- Noise-related damage to your ears: If you’ve experienced hearing loss as a result of noise damage, it’s possible that it could trigger diplacusis.
- Earwax: Your ability to hear can be impacted by an earwax blockage. Whether that earwax forms a partial or full obstruction, it can lead to diplacusis.
- A tumor: In some really rare cases, tumors in your ear canal can lead to diplacusis. Don’t panic! In most instances they’re benign. But you should still talk to us about it.
As you can see, diplacusis and hearing loss have many of the same typical causes. This means that if you’re experiencing diplacusis, it’s a good bet something is interfering with your ability to hear. So you should absolutely come in and talk to us.
How is diplacusis treated?
The treatments for diplacusis vary based on the underlying cause. If you have an obstruction, treating your diplacusis will center around clearing it out. But permanent sensorineural hearing loss is more frequently the cause. In these cases, the best treatment options include:
- Hearing aids: Your hearing can be equalized with the right pair of hearing aids.
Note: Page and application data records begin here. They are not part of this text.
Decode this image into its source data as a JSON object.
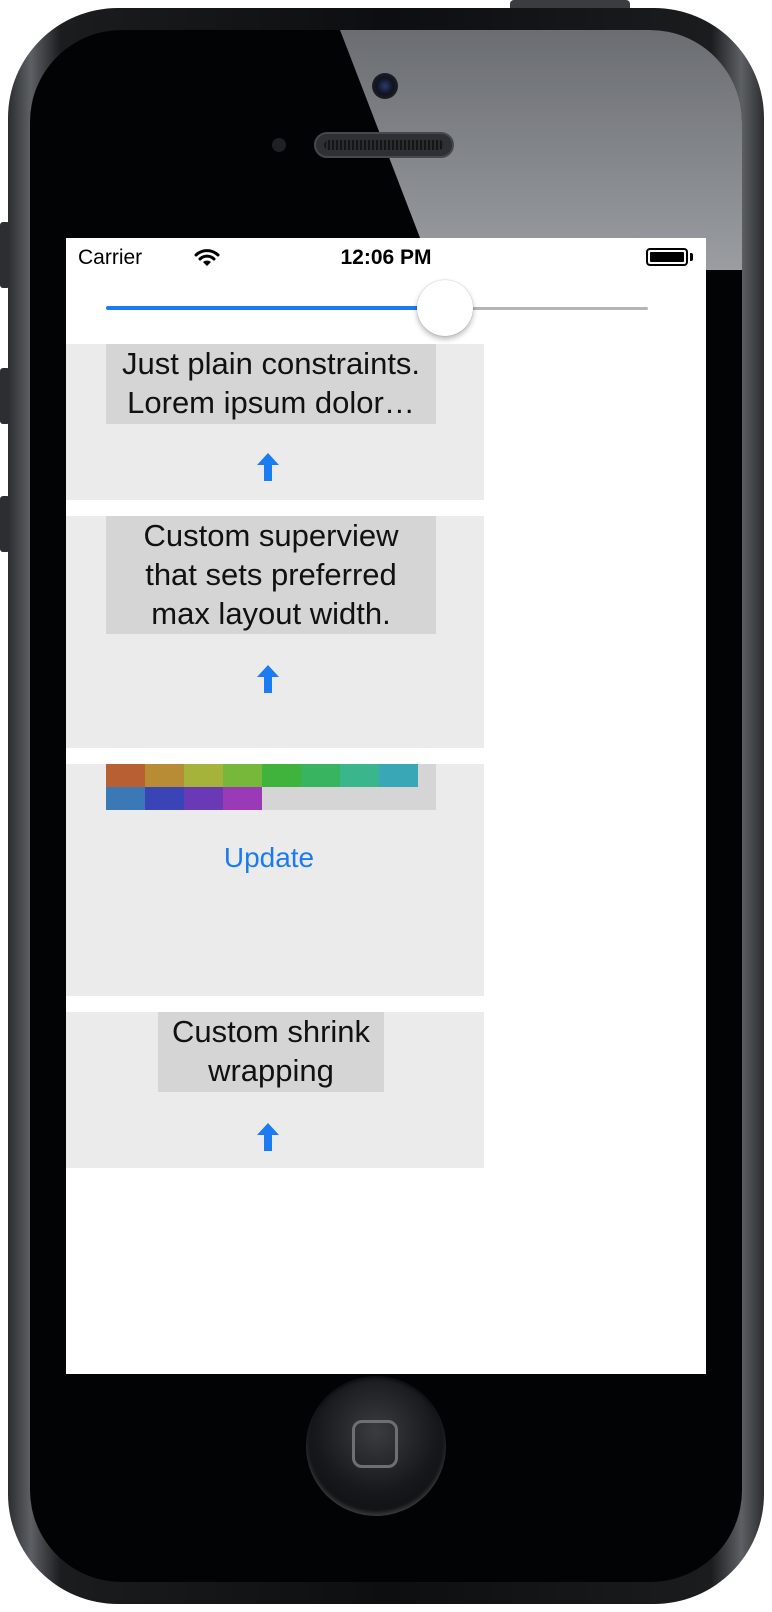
{
  "status_bar": {
    "carrier": "Carrier",
    "time": "12:06 PM",
    "wifi_icon": "wifi-icon",
    "battery_icon": "battery-icon"
  },
  "slider": {
    "value": 0.64
  },
  "cells": {
    "plain": {
      "label": "Just plain constraints. Lorem ipsum dolor…",
      "line1": "Just plain constraints.",
      "line2": "Lorem ipsum dolor…",
      "icon": "arrow-up-icon"
    },
    "custom_superview": {
      "line1": "Custom superview",
      "line2": "that sets preferred",
      "line3": "max layout width.",
      "icon": "arrow-up-icon"
    },
    "color_grid": {
      "swatch_colors": [
        "#b85f34",
        "#b88b35",
        "#a6b33a",
        "#77b83a",
        "#40b33c",
        "#38b461",
        "#3ab68c",
        "#3aa7b6",
        "#3a79b6",
        "#3a44b6",
        "#6a3ab6",
        "#9a3ab6"
      ],
      "button_label": "Update"
    },
    "shrink_wrap": {
      "line1": "Custom shrink",
      "line2": "wrapping",
      "icon": "arrow-up-icon"
    }
  },
  "colors": {
    "accent": "#1a7cf0",
    "cell_background": "#ebebeb",
    "label_background": "#d5d5d5"
  }
}
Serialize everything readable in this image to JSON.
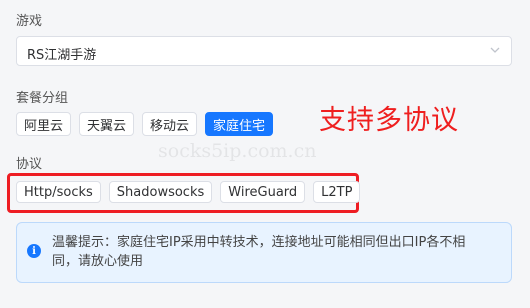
{
  "game": {
    "label": "游戏",
    "selected": "RS江湖手游"
  },
  "plan_group": {
    "label": "套餐分组",
    "options": [
      "阿里云",
      "天翼云",
      "移动云",
      "家庭住宅"
    ],
    "active_index": 3
  },
  "annotation": {
    "text": "支持多协议",
    "color": "#ef1f1f"
  },
  "watermark": "socks5ip.com.cn",
  "protocol": {
    "label": "协议",
    "options": [
      "Http/socks",
      "Shadowsocks",
      "WireGuard",
      "L2TP"
    ]
  },
  "notice": {
    "icon": "info-icon",
    "line1": "温馨提示：家庭住宅IP采用中转技术，连接地址可能相同但出口IP各不相",
    "line2": "同，请放心使用"
  },
  "colors": {
    "accent": "#1677ff",
    "highlight_box": "#ee1d23"
  }
}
This means that the symptoms of diplacusis will likely fade. It’s important to get the correct settings on your hearing aids and you’ll want to have us assist you with that.
- Cochlear implant: A cochlear implant may be the only way of dealing with diplacusis if the root cause is profound hearing loss.
All of this begins with a hearing assessment. Think about it this way: whatever type of hearing loss is the source of your diplacusis, a hearing test will be able to determine that (maybe you just think things sound weird at this point and you don’t even recognize it as diplacusis). We have really sensitive hearing tests nowadays and any discrepancies with how your ears are hearing the world will be found.
Hearing well is more fun than not
You’ll be better able to enjoy your life when you get the proper treatment for your diplacusis, whether that’s hearing aids or something else. It will be easier to carry on conversations. It will be easier to stay in tune with your family.
So there will be no diplacusis symptoms getting in the way of your ability to hear your grandchildren telling you all about the Diplodocus.
If you believe you have diplacusis and want to get it checked, give us a call for an appointment.